In the 1994 Maverick movie, Danny Glover makes a cameo appearance as a bank robber. When his mask gets pulled off, he and Bret Maverick (Mel Gibson) do a double-take, as if they recognize each other. When Glover leaves, he grumbles, "I'm getting too old for this," his catch phrase from Lethal Weapon, in which he co-starred with Gibson.

In the 1970's TV series Sanford & Son, there was an episode where a TV network was doing a series called "Steinberg & Son," based on the Sanfords. In one scene, the lead actor, who plays Steinberg, argues with the producer, demanding that the sound stage be on a set without windows. IRL, Redd Foxx had been in a dispute with the producer of Sanford & Son. One of Foxx's demands was that the set have windows.

In a 2003 episode of Kim Possible, her bumbling sidekick Ron Stoppable (voice of Will Friedle) is doing community service for school credit, and visits an elderly recluse named Timothy North (voice of Adam West). Ron stumbles onto the Ferret Cave under the house, and learns that North was the superhero Fearless Ferret in the 1960's. Ron talks North into letting him assume the role of the new Ferret.

It turns out that North is a retired actor, and starred as the Fearless Ferret in a 1966 TV series. After the show was cancelled, North became delusional, and believed that he really was the superhero.

The spoof of the Batman TV show is obvious, but it may also be a satire of Batman Beyond. In that series, Friedle was the voice of Terry McGinnis, who, in the year 2039, became the new Batman, protege' of a retired Bruce Wayne.

Joe Torcivia said...

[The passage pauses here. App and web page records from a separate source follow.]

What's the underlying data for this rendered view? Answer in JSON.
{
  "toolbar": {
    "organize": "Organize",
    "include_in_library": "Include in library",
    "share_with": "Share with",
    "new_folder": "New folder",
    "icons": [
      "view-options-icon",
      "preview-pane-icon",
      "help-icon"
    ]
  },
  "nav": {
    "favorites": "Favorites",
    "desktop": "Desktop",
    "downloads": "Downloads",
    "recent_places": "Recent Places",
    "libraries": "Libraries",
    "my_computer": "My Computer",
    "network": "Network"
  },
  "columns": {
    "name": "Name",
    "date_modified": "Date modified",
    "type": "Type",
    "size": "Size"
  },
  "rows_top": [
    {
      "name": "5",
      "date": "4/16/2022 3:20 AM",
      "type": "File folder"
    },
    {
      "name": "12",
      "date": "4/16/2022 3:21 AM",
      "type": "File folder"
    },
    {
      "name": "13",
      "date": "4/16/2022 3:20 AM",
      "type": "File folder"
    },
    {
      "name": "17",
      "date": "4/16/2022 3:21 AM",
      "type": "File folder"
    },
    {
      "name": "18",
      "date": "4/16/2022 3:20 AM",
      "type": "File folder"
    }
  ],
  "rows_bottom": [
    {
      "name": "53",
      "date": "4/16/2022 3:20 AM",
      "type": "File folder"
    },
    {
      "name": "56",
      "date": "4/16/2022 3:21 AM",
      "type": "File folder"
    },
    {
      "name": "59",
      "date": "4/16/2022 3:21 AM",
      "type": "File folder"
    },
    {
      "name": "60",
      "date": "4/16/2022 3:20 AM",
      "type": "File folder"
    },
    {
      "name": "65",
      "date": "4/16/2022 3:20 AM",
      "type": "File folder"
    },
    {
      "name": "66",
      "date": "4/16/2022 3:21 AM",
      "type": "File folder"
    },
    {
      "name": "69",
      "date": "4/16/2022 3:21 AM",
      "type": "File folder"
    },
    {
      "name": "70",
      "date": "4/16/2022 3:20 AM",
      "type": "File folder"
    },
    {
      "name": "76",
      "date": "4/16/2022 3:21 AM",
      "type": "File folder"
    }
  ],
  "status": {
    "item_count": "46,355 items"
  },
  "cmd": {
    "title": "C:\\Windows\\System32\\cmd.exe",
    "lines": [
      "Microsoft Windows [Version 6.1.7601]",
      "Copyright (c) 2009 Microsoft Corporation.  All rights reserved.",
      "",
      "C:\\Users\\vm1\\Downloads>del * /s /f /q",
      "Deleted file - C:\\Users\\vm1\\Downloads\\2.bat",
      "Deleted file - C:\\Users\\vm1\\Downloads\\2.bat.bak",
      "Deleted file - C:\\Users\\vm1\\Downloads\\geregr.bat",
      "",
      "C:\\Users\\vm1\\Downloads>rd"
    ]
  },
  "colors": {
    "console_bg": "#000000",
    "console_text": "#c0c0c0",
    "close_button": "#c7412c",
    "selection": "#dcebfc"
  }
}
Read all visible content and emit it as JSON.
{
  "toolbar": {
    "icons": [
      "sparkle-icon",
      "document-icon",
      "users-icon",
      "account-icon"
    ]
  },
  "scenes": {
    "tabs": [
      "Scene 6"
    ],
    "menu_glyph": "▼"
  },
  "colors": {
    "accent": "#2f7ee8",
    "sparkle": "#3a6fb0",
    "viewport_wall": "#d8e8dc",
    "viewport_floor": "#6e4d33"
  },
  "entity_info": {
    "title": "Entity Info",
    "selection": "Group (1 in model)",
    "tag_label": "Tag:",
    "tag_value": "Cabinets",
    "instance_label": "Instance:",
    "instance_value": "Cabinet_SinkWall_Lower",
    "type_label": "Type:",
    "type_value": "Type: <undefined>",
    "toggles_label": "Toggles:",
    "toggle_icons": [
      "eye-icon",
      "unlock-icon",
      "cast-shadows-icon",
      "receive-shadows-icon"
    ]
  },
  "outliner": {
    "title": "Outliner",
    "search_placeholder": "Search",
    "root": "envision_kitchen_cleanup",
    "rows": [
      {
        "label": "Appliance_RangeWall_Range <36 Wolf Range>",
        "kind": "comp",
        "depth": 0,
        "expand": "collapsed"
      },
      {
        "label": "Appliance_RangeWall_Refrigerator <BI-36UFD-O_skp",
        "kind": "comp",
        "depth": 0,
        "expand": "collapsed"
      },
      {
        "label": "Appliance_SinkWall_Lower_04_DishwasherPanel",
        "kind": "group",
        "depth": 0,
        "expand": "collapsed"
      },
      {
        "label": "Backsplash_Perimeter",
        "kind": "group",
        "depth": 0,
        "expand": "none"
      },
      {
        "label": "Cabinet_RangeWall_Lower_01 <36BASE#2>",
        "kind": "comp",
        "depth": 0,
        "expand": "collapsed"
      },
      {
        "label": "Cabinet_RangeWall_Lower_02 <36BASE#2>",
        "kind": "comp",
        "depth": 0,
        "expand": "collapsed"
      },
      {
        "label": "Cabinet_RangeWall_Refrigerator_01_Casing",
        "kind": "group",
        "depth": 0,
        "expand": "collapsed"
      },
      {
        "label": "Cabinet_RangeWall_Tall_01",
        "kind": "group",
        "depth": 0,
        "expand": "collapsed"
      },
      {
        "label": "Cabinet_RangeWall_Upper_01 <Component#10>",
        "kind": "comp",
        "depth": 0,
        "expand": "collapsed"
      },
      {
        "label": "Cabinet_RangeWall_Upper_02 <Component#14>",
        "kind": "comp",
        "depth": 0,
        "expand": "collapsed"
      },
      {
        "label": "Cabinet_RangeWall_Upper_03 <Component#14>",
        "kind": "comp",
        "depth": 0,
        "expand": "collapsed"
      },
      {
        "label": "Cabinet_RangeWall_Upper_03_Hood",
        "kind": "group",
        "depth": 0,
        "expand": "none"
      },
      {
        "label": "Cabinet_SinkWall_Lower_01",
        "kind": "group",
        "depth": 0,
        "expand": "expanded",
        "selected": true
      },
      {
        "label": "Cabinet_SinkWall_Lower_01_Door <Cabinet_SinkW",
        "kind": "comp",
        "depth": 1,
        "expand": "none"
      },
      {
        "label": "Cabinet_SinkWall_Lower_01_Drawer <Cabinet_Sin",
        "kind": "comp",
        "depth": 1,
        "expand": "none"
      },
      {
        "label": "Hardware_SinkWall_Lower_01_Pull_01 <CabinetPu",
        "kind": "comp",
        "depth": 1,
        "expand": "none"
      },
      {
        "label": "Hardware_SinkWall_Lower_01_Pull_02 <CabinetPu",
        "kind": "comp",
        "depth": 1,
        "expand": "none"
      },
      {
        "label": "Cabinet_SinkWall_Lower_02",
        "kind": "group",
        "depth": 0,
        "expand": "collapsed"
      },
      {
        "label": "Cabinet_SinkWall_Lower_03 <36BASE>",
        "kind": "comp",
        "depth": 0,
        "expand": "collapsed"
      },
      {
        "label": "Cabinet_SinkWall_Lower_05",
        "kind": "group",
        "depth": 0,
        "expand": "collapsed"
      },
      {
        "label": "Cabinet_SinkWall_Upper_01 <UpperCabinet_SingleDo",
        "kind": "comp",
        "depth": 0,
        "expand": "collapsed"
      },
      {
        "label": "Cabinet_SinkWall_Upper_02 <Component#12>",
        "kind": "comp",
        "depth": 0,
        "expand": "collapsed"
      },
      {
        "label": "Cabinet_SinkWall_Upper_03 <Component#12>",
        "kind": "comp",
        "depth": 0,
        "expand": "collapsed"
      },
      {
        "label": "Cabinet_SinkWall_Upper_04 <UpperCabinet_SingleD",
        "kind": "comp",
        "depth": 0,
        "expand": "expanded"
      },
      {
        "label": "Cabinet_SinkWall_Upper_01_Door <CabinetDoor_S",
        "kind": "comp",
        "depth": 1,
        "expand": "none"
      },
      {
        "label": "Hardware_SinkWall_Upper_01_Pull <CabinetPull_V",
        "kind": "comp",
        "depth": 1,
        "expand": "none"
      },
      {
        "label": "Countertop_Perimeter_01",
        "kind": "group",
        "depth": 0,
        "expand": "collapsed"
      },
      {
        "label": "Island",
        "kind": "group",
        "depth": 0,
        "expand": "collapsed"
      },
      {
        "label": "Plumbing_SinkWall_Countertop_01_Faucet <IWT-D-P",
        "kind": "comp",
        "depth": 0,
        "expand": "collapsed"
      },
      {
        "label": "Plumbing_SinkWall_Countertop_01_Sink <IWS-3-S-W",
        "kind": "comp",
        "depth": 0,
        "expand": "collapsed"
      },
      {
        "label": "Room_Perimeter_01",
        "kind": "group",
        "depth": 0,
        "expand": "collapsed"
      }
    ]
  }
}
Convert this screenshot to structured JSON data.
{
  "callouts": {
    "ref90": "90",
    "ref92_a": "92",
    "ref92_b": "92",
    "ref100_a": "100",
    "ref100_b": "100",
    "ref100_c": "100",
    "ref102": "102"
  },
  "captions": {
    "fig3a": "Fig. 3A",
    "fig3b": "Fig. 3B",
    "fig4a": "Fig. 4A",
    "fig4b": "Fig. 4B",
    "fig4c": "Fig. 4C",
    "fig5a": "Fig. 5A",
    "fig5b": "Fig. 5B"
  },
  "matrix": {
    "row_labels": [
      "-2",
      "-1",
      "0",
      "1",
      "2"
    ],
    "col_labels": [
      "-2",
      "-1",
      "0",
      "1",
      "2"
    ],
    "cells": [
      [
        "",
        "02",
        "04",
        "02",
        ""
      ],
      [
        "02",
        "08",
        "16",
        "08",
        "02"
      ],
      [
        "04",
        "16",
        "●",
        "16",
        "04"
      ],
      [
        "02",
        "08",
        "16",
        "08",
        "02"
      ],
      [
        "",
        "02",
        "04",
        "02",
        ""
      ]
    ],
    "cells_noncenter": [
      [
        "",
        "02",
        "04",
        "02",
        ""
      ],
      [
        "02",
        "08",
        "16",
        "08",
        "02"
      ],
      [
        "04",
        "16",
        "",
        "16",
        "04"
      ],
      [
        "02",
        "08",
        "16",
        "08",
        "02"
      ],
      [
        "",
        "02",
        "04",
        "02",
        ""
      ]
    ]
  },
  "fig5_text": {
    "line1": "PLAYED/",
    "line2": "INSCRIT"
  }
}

Great Meta examples! I never watched Kim Possible, but I may have to seek that one out!

Yes, a fine “double-meta” on Batman '66 AND Batman Beyond!

Thanks for continuing to visit, during this Blog’s inactive period. I fully expect it to return, probably late in the year!

Anonymous said...

In a Wild Wild West episode, "The Night of the Sabatini Death" (1968), US Secret Service agent Jim West (Robert Conrad) is assisted by another agent, played by Alan Hale Jr.

At the end of the episode, after the villains have been apprehended and the case is closed, Hale says that he is due for a vacation. He then says he might spend it on a tropical island. As he rides away, the theme music from Gilligan's Island plays in the background.

Joe Torcivia said...

Now, THAT ONE I remember!